— Exercise instructions —
If a record holds a picture, please leave the picture out and copy the rest of the record exactly.

— Data supplied —
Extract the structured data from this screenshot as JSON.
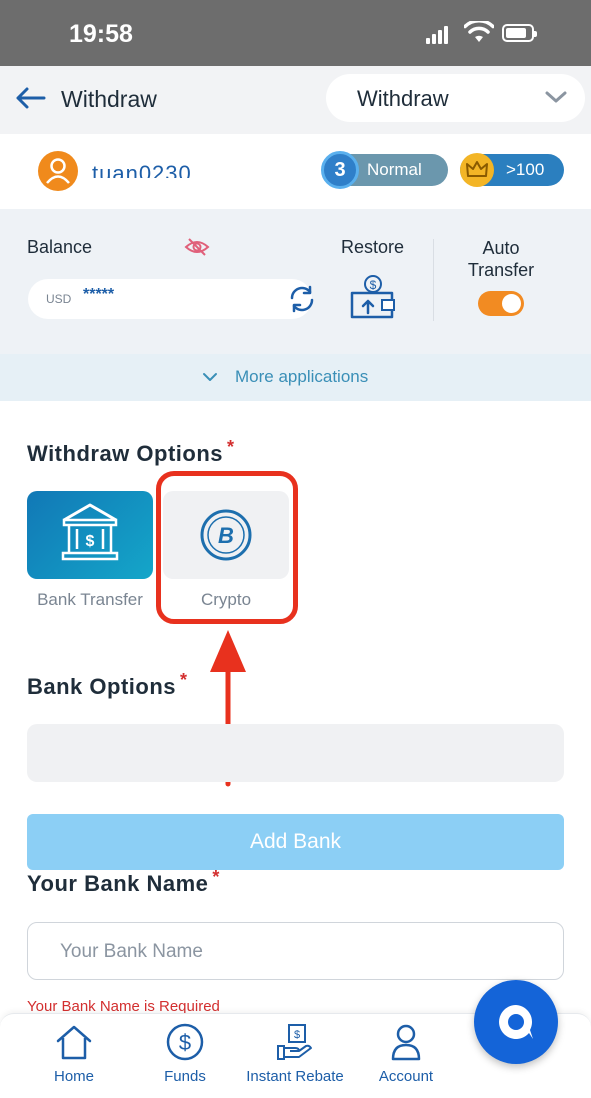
{
  "status_bar": {
    "time": "19:58"
  },
  "header": {
    "title": "Withdraw",
    "page_select_value": "Withdraw"
  },
  "user": {
    "username": "tuan0230",
    "level_label": "Normal",
    "level_number": "3",
    "vip_label": ">100"
  },
  "balance": {
    "label": "Balance",
    "currency": "USD",
    "amount_masked": "*****",
    "restore_label": "Restore",
    "auto_transfer_label": "Auto Transfer",
    "auto_transfer_on": true,
    "more_applications": "More applications"
  },
  "withdraw_options": {
    "heading": "Withdraw Options",
    "required_mark": "*",
    "options": [
      {
        "label": "Bank Transfer",
        "selected": true
      },
      {
        "label": "Crypto",
        "selected": false
      }
    ]
  },
  "bank_options": {
    "heading": "Bank Options",
    "required_mark": "*",
    "add_bank_label": "Add Bank"
  },
  "bank_name": {
    "heading": "Your Bank Name",
    "required_mark": "*",
    "placeholder": "Your Bank Name",
    "error": "Your Bank Name is Required"
  },
  "bottom_nav": [
    {
      "label": "Home",
      "icon": "home-icon"
    },
    {
      "label": "Funds",
      "icon": "dollar-circle-icon"
    },
    {
      "label": "Instant Rebate",
      "icon": "rebate-hand-icon"
    },
    {
      "label": "Account",
      "icon": "user-icon"
    }
  ],
  "colors": {
    "accent": "#1d5ea8",
    "highlight": "#e8311e",
    "toggle": "#f28b22",
    "add_bank": "#8ccff5"
  }
}
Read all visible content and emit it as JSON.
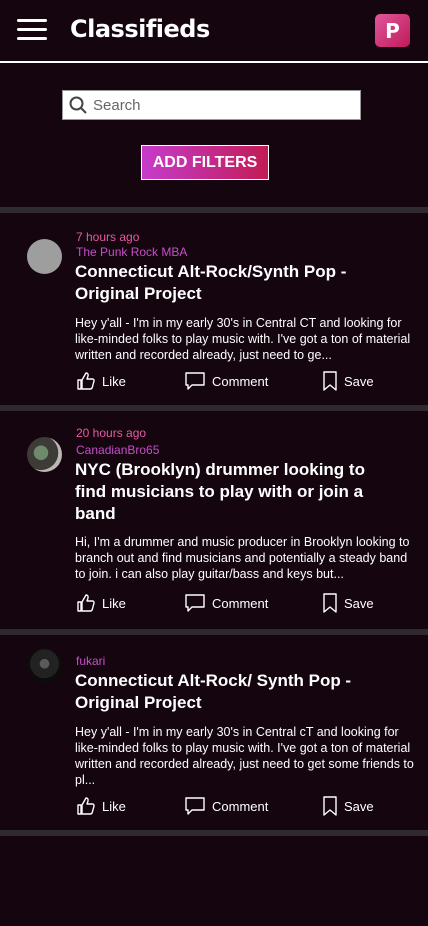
{
  "app": {
    "title": "Classifieds",
    "profile_initial": "P"
  },
  "search": {
    "placeholder": "Search",
    "value": ""
  },
  "filters": {
    "label": "ADD FILTERS"
  },
  "actions": {
    "like": "Like",
    "comment": "Comment",
    "save": "Save"
  },
  "posts": [
    {
      "time": "7 hours ago",
      "author": "The Punk Rock MBA",
      "title": "Connecticut Alt-Rock/Synth Pop - Original Project",
      "body": "Hey y'all - I'm in my early 30's in Central CT and looking for like-minded folks to play music with. I've got a ton of material written and recorded already, just need to ge..."
    },
    {
      "time": "20 hours ago",
      "author": "CanadianBro65",
      "title": "NYC (Brooklyn) drummer looking to find musicians to play with or join a band",
      "body": "Hi, I'm a drummer and music producer in Brooklyn looking to branch out and find musicians and potentially a steady band to join. i can also play guitar/bass and keys but..."
    },
    {
      "time": "",
      "author": "fukari",
      "title": "Connecticut Alt-Rock/ Synth Pop - Original Project",
      "body": "Hey y'all - I'm in my early 30's in Central cT and looking for like-minded folks to play music with. I've got a ton of material written and recorded already, just need to get some friends to pl..."
    }
  ],
  "colors": {
    "background": "#14050f",
    "accent_pink": "#e45ca0",
    "accent_purple": "#c54fc9",
    "divider": "#2e2a2d"
  }
}
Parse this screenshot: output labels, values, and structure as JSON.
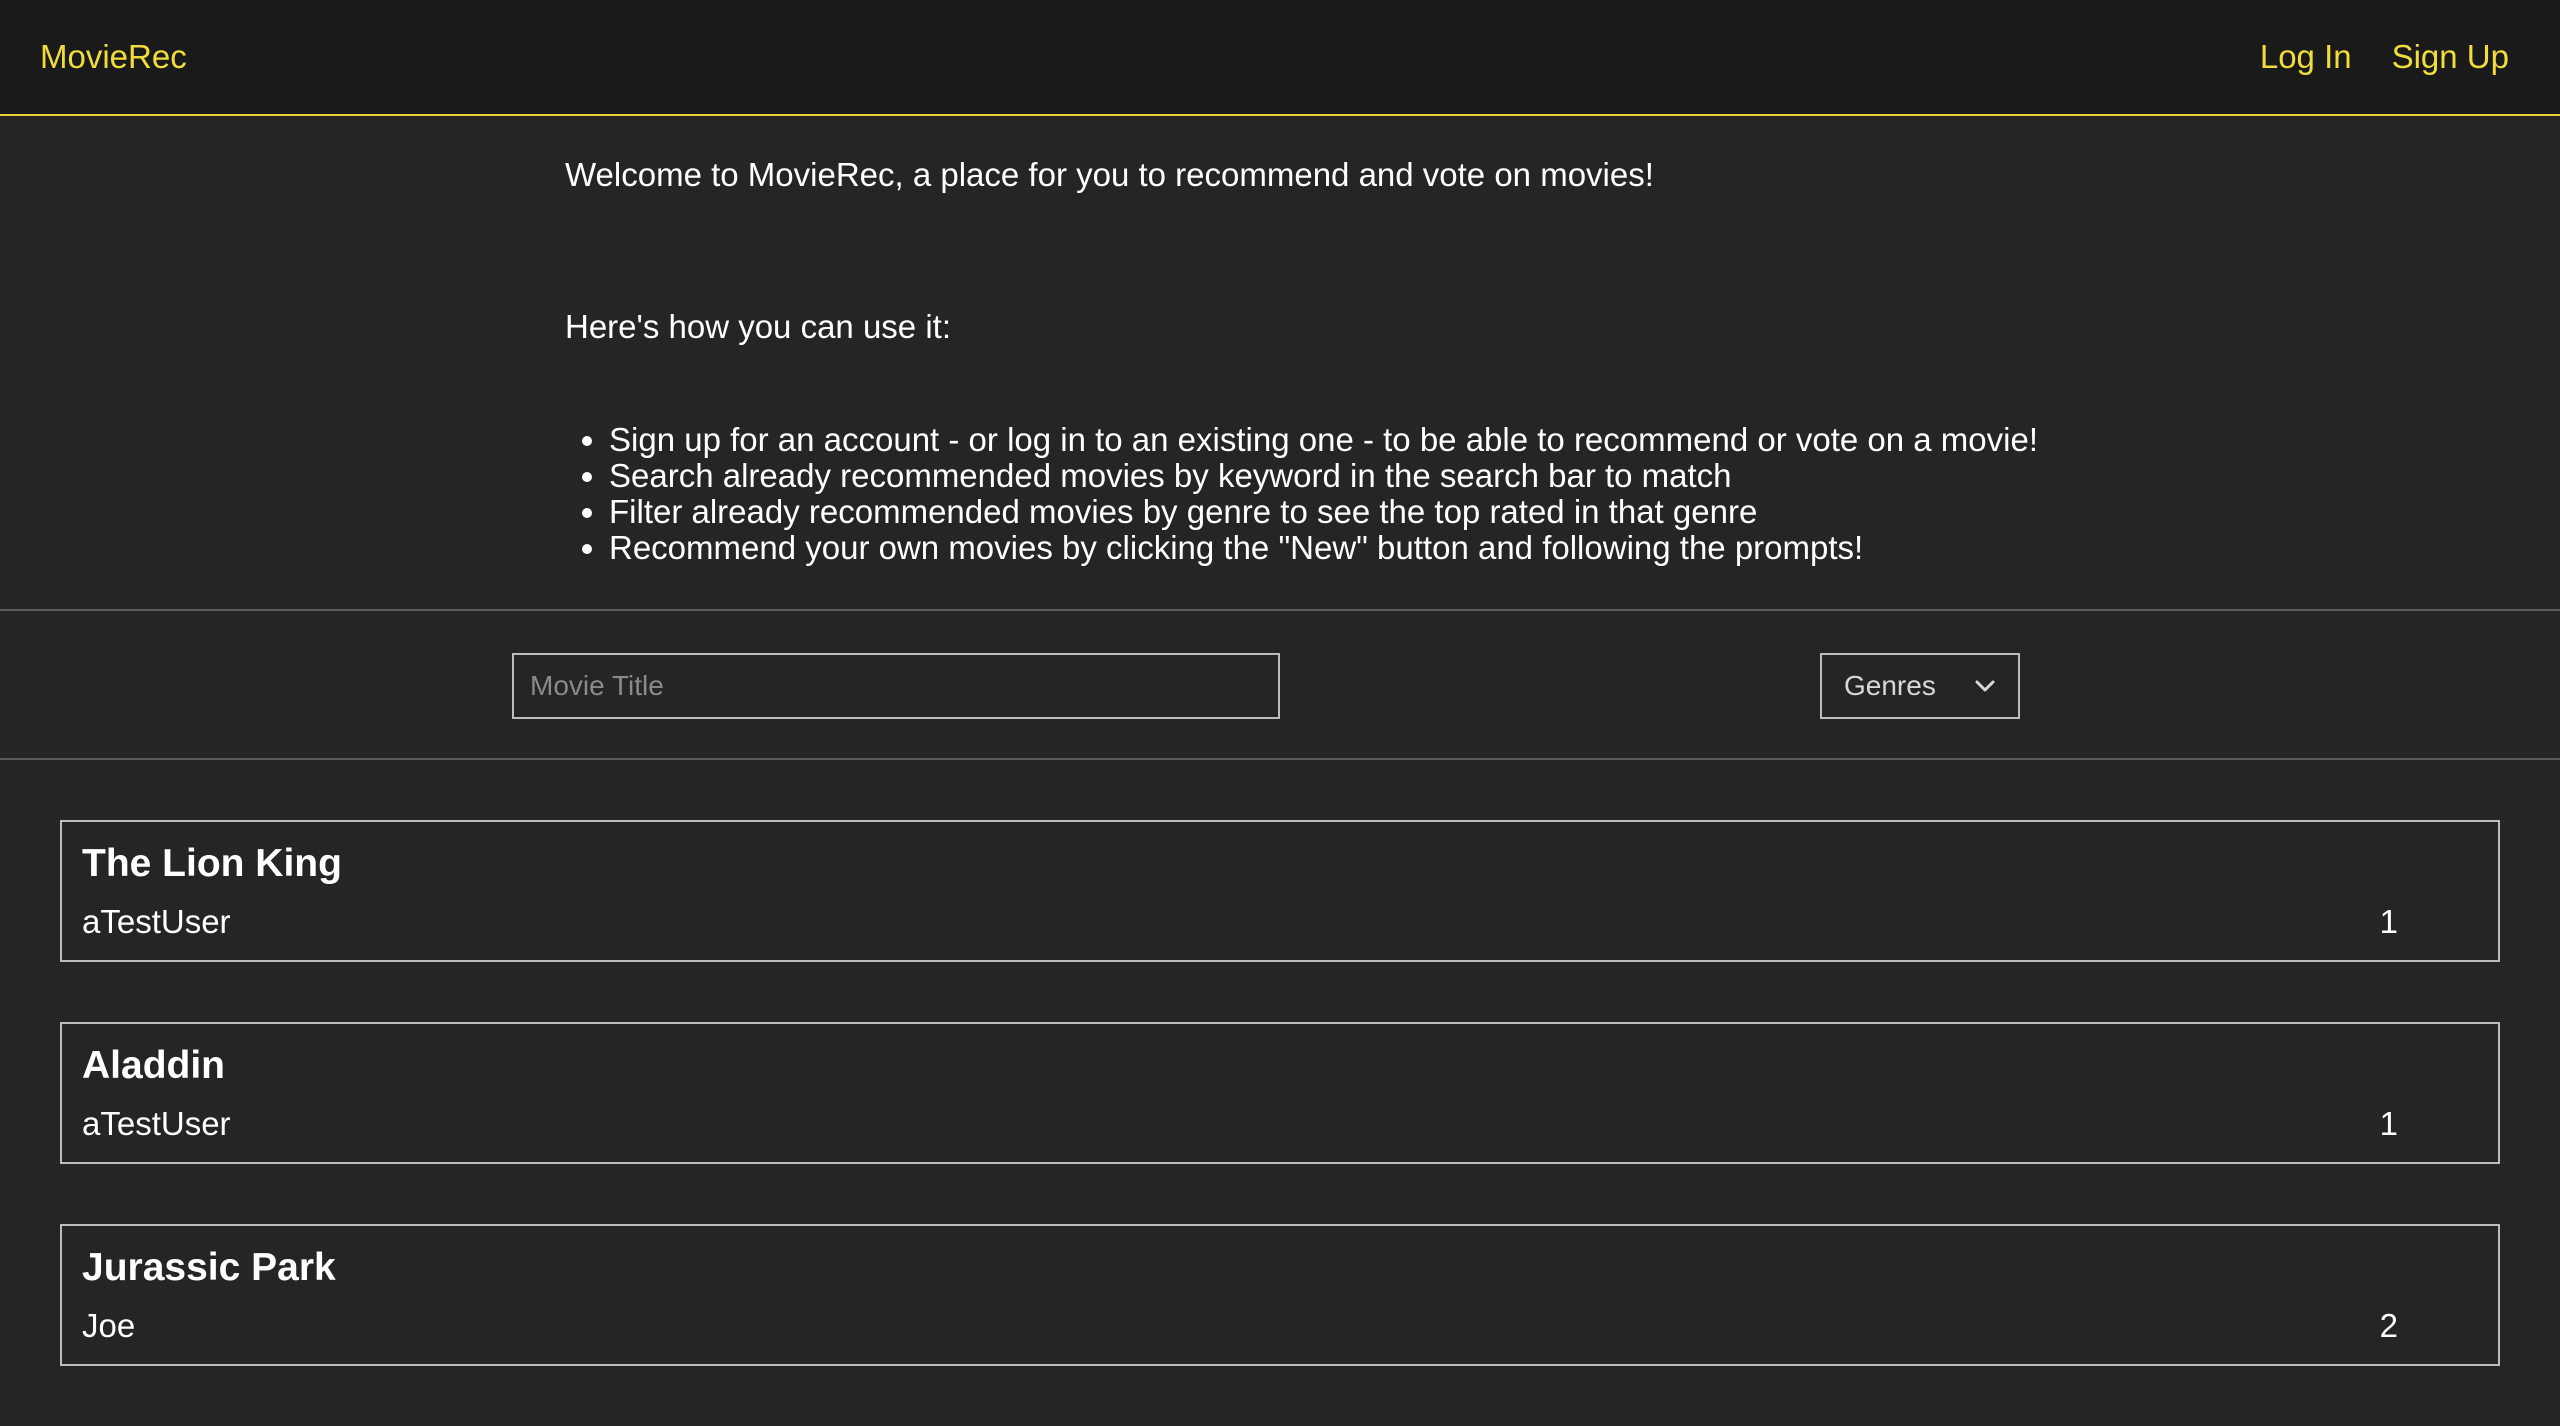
{
  "navbar": {
    "brand": "MovieRec",
    "login_label": "Log In",
    "signup_label": "Sign Up",
    "accent_color": "#f0dc3c"
  },
  "intro": {
    "welcome": "Welcome to MovieRec, a place for you to recommend and vote on movies!",
    "how_to": "Here's how you can use it:",
    "steps": [
      "Sign up for an account - or log in to an existing one - to be able to recommend or vote on a movie!",
      "Search already recommended movies by keyword in the search bar to match",
      "Filter already recommended movies by genre to see the top rated in that genre",
      "Recommend your own movies by clicking the \"New\" button and following the prompts!"
    ]
  },
  "filters": {
    "search_placeholder": "Movie Title",
    "search_value": "",
    "genre_selected": "Genres",
    "genre_icon": "chevron-down-icon"
  },
  "movies": [
    {
      "title": "The Lion King",
      "user": "aTestUser",
      "votes": "1"
    },
    {
      "title": "Aladdin",
      "user": "aTestUser",
      "votes": "1"
    },
    {
      "title": "Jurassic Park",
      "user": "Joe",
      "votes": "2"
    }
  ]
}
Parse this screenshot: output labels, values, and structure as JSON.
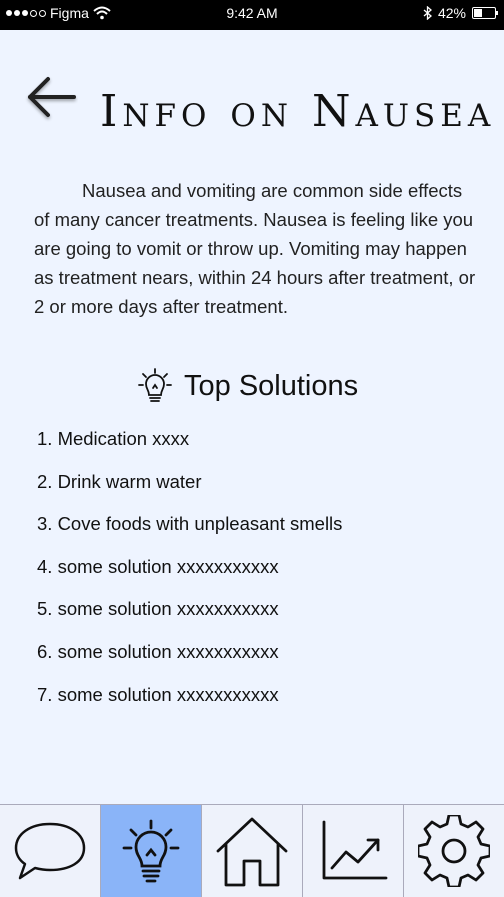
{
  "status_bar": {
    "carrier": "Figma",
    "time": "9:42 AM",
    "battery_percent": "42%",
    "battery_level": 0.42,
    "icons": [
      "signal-dots-icon",
      "wifi-icon",
      "bluetooth-icon",
      "battery-icon"
    ]
  },
  "header": {
    "back_icon": "arrow-left-icon",
    "title": "Info on Nausea"
  },
  "intro_text": "Nausea and vomiting are common side effects of many cancer treatments. Nausea is feeling like you are going to vomit or throw up. Vomiting may happen as treatment nears, within 24 hours after treatment, or 2 or more days after treatment.",
  "solutions": {
    "icon": "lightbulb-icon",
    "title": "Top Solutions",
    "items": [
      "1. Medication xxxx",
      "2. Drink warm water",
      "3. Cove foods with unpleasant smells",
      "4. some solution xxxxxxxxxxx",
      "5. some solution xxxxxxxxxxx",
      "6. some solution xxxxxxxxxxx",
      "7. some solution xxxxxxxxxxx"
    ]
  },
  "tab_bar": {
    "active": "solutions",
    "tabs": [
      {
        "id": "chat",
        "icon": "speech-bubble-icon"
      },
      {
        "id": "solutions",
        "icon": "lightbulb-icon"
      },
      {
        "id": "home",
        "icon": "home-icon"
      },
      {
        "id": "progress",
        "icon": "trend-chart-icon"
      },
      {
        "id": "settings",
        "icon": "gear-icon"
      }
    ]
  },
  "colors": {
    "background": "#eef4ff",
    "status_bar": "#000000",
    "active_tab": "#8ab4f8"
  }
}
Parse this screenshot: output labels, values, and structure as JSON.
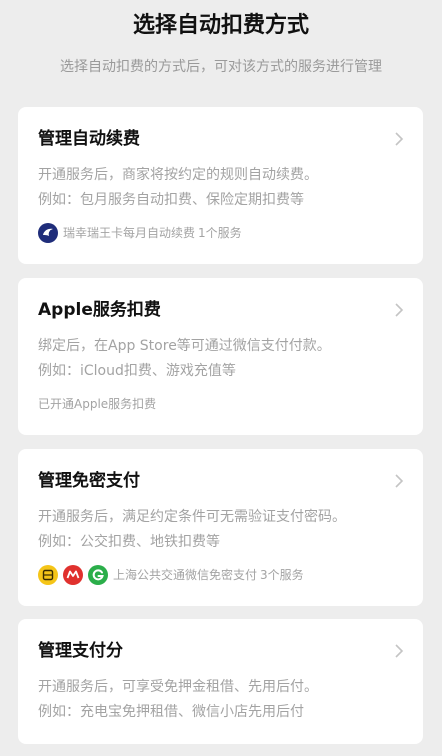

— Answer space —
Extract the structured data from this screenshot as JSON.
{
  "status_bar": {
    "time": "19:58"
  },
  "header": {
    "title": "Withdraw",
    "page_select_value": "Withdraw"
  },
  "user": {
    "username": "tuan0230",
    "level_label": "Normal",
    "level_number": "3",
    "vip_label": ">100"
  },
  "balance": {
    "label": "Balance",
    "currency": "USD",
    "amount_masked": "*****",
    "restore_label": "Restore",
    "auto_transfer_label": "Auto Transfer",
    "auto_transfer_on": true,
    "more_applications": "More applications"
  },
  "withdraw_options": {
    "heading": "Withdraw Options",
    "required_mark": "*",
    "options": [
      {
        "label": "Bank Transfer",
        "selected": true
      },
      {
        "label": "Crypto",
        "selected": false
      }
    ]
  },
  "bank_options": {
    "heading": "Bank Options",
    "required_mark": "*",
    "add_bank_label": "Add Bank"
  },
  "bank_name": {
    "heading": "Your Bank Name",
    "required_mark": "*",
    "placeholder": "Your Bank Name",
    "error": "Your Bank Name is Required"
  },
  "bottom_nav": [
    {
      "label": "Home",
      "icon": "home-icon"
    },
    {
      "label": "Funds",
      "icon": "dollar-circle-icon"
    },
    {
      "label": "Instant Rebate",
      "icon": "rebate-hand-icon"
    },
    {
      "label": "Account",
      "icon": "user-icon"
    }
  ],
  "colors": {
    "accent": "#1d5ea8",
    "highlight": "#e8311e",
    "toggle": "#f28b22",
    "add_bank": "#8ccff5"
  }
}
Read all visible content and emit it as JSON.
{
  "app": {
    "title": "Classifieds",
    "profile_initial": "P"
  },
  "search": {
    "placeholder": "Search",
    "value": ""
  },
  "filters": {
    "label": "ADD FILTERS"
  },
  "actions": {
    "like": "Like",
    "comment": "Comment",
    "save": "Save"
  },
  "posts": [
    {
      "time": "7 hours ago",
      "author": "The Punk Rock MBA",
      "title": "Connecticut Alt-Rock/Synth Pop - Original Project",
      "body": "Hey y'all - I'm in my early 30's in Central CT and looking for like-minded folks to play music with. I've got a ton of material written and recorded already, just need to ge..."
    },
    {
      "time": "20 hours ago",
      "author": "CanadianBro65",
      "title": "NYC (Brooklyn) drummer looking to find musicians to play with or join a band",
      "body": "Hi, I'm a drummer and music producer in Brooklyn looking to branch out and find musicians and potentially a steady band to join. i can also play guitar/bass and keys but..."
    },
    {
      "time": "",
      "author": "fukari",
      "title": "Connecticut Alt-Rock/ Synth Pop - Original Project",
      "body": "Hey y'all - I'm in my early 30's in Central cT and looking for like-minded folks to play music with. I've got a ton of material written and recorded already, just need to get some friends to pl..."
    }
  ],
  "colors": {
    "background": "#14050f",
    "accent_pink": "#e45ca0",
    "accent_purple": "#c54fc9",
    "divider": "#2e2a2d"
  }
}
Parse this screenshot: output labels, values, and structure as JSON.
{
  "navbar": {
    "brand": "MovieRec",
    "login_label": "Log In",
    "signup_label": "Sign Up",
    "accent_color": "#f0dc3c"
  },
  "intro": {
    "welcome": "Welcome to MovieRec, a place for you to recommend and vote on movies!",
    "how_to": "Here's how you can use it:",
    "steps": [
      "Sign up for an account - or log in to an existing one - to be able to recommend or vote on a movie!",
      "Search already recommended movies by keyword in the search bar to match",
      "Filter already recommended movies by genre to see the top rated in that genre",
      "Recommend your own movies by clicking the \"New\" button and following the prompts!"
    ]
  },
  "filters": {
    "search_placeholder": "Movie Title",
    "search_value": "",
    "genre_selected": "Genres",
    "genre_icon": "chevron-down-icon"
  },
  "movies": [
    {
      "title": "The Lion King",
      "user": "aTestUser",
      "votes": "1"
    },
    {
      "title": "Aladdin",
      "user": "aTestUser",
      "votes": "1"
    },
    {
      "title": "Jurassic Park",
      "user": "Joe",
      "votes": "2"
    }
  ]
}
Parse this screenshot: output labels, values, and structure as JSON.
{
  "status_bar": {
    "carrier": "Figma",
    "time": "9:42 AM",
    "battery_percent": "42%",
    "battery_level": 0.42,
    "icons": [
      "signal-dots-icon",
      "wifi-icon",
      "bluetooth-icon",
      "battery-icon"
    ]
  },
  "header": {
    "back_icon": "arrow-left-icon",
    "title": "Info on Nausea"
  },
  "intro_text": "Nausea and vomiting are common side effects of many cancer treatments. Nausea is feeling like you are going to vomit or throw up. Vomiting may happen as treatment nears, within 24 hours after treatment, or 2 or more days after treatment.",
  "solutions": {
    "icon": "lightbulb-icon",
    "title": "Top Solutions",
    "items": [
      "1. Medication xxxx",
      "2. Drink warm water",
      "3. Cove foods with unpleasant smells",
      "4. some solution xxxxxxxxxxx",
      "5. some solution xxxxxxxxxxx",
      "6. some solution xxxxxxxxxxx",
      "7. some solution xxxxxxxxxxx"
    ]
  },
  "tab_bar": {
    "active": "solutions",
    "tabs": [
      {
        "id": "chat",
        "icon": "speech-bubble-icon"
      },
      {
        "id": "solutions",
        "icon": "lightbulb-icon"
      },
      {
        "id": "home",
        "icon": "home-icon"
      },
      {
        "id": "progress",
        "icon": "trend-chart-icon"
      },
      {
        "id": "settings",
        "icon": "gear-icon"
      }
    ]
  },
  "colors": {
    "background": "#eef4ff",
    "status_bar": "#000000",
    "active_tab": "#8ab4f8"
  }
}
Parse this screenshot: output labels, values, and structure as JSON.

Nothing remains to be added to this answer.